= YOUR GOAL =
Output the records exactly. Include every line.

* * * * *

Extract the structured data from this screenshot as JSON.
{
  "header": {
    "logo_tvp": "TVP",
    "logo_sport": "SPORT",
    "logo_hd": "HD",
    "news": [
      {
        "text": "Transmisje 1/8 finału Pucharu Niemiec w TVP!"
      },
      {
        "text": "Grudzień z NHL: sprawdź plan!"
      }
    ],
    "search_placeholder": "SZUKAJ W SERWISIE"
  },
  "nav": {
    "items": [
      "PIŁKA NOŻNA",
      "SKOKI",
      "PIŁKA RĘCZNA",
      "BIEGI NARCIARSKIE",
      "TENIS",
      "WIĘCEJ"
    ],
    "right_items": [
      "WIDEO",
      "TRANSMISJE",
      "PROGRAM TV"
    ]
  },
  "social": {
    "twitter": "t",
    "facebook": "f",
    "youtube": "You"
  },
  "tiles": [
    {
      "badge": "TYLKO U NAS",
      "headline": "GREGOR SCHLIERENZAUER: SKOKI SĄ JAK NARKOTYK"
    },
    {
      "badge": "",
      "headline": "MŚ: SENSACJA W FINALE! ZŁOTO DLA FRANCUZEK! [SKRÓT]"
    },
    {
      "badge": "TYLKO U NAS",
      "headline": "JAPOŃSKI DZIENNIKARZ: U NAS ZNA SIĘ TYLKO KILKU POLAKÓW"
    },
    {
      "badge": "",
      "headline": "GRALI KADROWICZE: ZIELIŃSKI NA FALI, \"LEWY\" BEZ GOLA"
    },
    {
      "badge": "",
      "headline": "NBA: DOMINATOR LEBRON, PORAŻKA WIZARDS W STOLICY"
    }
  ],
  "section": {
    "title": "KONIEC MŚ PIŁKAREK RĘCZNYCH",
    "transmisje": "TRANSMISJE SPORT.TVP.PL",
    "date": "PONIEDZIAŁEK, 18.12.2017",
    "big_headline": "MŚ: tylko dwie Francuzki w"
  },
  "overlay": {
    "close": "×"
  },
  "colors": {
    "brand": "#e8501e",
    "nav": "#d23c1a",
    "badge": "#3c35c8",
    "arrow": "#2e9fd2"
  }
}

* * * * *

= RESPONSE BOX =
Extract the structured data from this screenshot as JSON.
{
  "header": {
    "logo_tvp": "TVP",
    "logo_sport": "SPORT",
    "logo_hd": "HD",
    "news": [
      {
        "text": "Transmisje 1/8 finału Pucharu Niemiec w TVP!"
      },
      {
        "text": "Grudzień z NHL: sprawdź plan!"
      }
    ],
    "search_placeholder": "SZUKAJ W SERWISIE"
  },
  "nav": {
    "items": [
      "PIŁKA NOŻNA",
      "SKOKI",
      "PIŁKA RĘCZNA",
      "BIEGI NARCIARSKIE",
      "TENIS",
      "WIĘCEJ"
    ],
    "right_items": [
      "WIDEO",
      "TRANSMISJE",
      "PROGRAM TV"
    ]
  },
  "social": {
    "twitter": "t",
    "facebook": "f",
    "youtube": "You"
  },
  "tiles": [
    {
      "badge": "TYLKO U NAS",
      "headline": "GREGOR SCHLIERENZAUER: SKOKI SĄ JAK NARKOTYK"
    },
    {
      "badge": "",
      "headline": "MŚ: SENSACJA W FINALE! ZŁOTO DLA FRANCUZEK! [SKRÓT]"
    },
    {
      "badge": "TYLKO U NAS",
      "headline": "JAPOŃSKI DZIENNIKARZ: U NAS ZNA SIĘ TYLKO KILKU POLAKÓW"
    },
    {
      "badge": "",
      "headline": "GRALI KADROWICZE: ZIELIŃSKI NA FALI, \"LEWY\" BEZ GOLA"
    },
    {
      "badge": "",
      "headline": "NBA: DOMINATOR LEBRON, PORAŻKA WIZARDS W STOLICY"
    }
  ],
  "section": {
    "title": "KONIEC MŚ PIŁKAREK RĘCZNYCH",
    "transmisje": "TRANSMISJE SPORT.TVP.PL",
    "date": "PONIEDZIAŁEK, 18.12.2017",
    "big_headline": "MŚ: tylko dwie Francuzki w"
  },
  "overlay": {
    "close": "×"
  },
  "colors": {
    "brand": "#e8501e",
    "nav": "#d23c1a",
    "badge": "#3c35c8",
    "arrow": "#2e9fd2"
  }
}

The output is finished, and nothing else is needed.